━━━ STORED DATA

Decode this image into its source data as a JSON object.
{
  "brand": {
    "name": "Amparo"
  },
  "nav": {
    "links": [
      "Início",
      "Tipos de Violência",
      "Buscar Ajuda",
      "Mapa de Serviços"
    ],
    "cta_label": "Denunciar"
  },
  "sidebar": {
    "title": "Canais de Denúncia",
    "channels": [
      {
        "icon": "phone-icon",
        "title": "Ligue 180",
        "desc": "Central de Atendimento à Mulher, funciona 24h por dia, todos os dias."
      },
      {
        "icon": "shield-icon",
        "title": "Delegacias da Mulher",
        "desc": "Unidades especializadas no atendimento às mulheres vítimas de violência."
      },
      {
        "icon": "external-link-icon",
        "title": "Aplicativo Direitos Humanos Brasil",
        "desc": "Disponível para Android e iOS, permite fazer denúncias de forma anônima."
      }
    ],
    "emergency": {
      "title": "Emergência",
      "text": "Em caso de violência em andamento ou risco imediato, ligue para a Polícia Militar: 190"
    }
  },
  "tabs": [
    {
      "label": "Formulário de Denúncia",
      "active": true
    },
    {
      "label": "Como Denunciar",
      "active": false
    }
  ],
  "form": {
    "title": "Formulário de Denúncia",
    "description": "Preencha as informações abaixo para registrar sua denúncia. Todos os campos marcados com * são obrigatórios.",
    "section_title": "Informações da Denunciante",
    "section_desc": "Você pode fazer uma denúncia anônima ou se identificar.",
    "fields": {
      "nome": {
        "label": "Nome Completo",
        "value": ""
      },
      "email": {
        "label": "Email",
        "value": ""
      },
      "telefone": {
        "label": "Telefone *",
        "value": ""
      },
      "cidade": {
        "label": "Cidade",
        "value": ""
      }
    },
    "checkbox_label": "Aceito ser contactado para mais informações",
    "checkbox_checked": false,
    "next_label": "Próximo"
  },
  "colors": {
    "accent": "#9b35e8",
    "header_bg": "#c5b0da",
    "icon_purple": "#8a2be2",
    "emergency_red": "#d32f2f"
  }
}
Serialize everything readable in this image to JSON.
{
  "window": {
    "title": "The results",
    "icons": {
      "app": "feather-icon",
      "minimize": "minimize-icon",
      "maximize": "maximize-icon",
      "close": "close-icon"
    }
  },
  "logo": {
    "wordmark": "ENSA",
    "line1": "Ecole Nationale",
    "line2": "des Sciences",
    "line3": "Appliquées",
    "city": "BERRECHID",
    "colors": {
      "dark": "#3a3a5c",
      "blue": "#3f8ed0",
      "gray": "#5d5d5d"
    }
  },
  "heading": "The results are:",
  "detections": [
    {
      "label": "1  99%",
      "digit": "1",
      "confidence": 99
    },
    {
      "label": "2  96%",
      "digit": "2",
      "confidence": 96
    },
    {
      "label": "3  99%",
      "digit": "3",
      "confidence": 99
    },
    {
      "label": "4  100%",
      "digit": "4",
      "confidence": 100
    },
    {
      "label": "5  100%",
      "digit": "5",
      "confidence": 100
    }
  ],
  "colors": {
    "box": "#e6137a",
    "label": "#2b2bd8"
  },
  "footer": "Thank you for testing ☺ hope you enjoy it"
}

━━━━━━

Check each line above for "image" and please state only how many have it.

• _ANSWER TO THE PROBLEM_
2